"""

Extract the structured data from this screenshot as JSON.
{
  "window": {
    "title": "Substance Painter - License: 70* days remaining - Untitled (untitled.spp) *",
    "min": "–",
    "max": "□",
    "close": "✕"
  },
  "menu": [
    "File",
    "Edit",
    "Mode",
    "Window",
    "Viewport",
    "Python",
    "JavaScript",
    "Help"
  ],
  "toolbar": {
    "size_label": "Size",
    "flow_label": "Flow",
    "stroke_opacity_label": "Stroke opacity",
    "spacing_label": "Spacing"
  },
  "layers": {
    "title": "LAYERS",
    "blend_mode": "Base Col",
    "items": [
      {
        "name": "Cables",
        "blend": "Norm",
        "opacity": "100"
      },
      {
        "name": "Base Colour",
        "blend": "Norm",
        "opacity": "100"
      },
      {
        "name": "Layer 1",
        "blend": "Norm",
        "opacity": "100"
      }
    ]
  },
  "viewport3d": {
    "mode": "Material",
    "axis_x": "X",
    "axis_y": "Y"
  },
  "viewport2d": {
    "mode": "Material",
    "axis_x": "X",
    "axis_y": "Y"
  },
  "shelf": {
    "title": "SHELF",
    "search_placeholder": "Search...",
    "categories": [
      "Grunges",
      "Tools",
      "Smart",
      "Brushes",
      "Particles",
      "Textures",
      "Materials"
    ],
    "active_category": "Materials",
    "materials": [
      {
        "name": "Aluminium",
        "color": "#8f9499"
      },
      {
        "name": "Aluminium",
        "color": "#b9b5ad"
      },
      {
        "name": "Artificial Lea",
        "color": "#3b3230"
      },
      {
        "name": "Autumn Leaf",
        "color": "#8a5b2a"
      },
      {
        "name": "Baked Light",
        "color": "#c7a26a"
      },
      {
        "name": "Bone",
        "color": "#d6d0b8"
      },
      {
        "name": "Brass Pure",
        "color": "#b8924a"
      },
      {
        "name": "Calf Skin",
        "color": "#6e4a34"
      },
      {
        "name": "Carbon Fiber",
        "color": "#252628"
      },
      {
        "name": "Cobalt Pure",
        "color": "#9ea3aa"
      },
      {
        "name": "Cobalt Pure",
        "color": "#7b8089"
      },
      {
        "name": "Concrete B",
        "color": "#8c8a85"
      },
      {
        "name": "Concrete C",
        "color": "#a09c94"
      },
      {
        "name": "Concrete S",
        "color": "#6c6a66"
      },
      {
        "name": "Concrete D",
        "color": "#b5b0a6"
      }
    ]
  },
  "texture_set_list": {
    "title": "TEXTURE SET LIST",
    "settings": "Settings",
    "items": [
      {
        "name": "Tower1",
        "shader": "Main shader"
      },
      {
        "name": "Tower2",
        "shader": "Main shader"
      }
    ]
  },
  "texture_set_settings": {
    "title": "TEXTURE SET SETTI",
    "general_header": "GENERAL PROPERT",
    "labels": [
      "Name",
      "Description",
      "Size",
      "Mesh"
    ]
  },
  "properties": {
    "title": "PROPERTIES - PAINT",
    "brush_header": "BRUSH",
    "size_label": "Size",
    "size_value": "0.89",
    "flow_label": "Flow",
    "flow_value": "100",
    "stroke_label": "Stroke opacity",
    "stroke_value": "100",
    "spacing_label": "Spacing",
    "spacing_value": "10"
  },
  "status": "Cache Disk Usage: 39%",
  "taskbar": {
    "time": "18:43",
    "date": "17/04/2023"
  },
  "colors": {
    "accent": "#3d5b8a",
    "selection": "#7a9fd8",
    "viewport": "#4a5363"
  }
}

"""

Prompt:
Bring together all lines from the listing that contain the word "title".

Exercise solution:
    "title": "Substance Painter - License: 70* days remaining - Untitled (untitled.spp) *",
    "title": "LAYERS",
    "title": "SHELF",
    "title": "TEXTURE SET LIST",
    "title": "TEXTURE SET SETTI",
    "title": "PROPERTIES - PAINT",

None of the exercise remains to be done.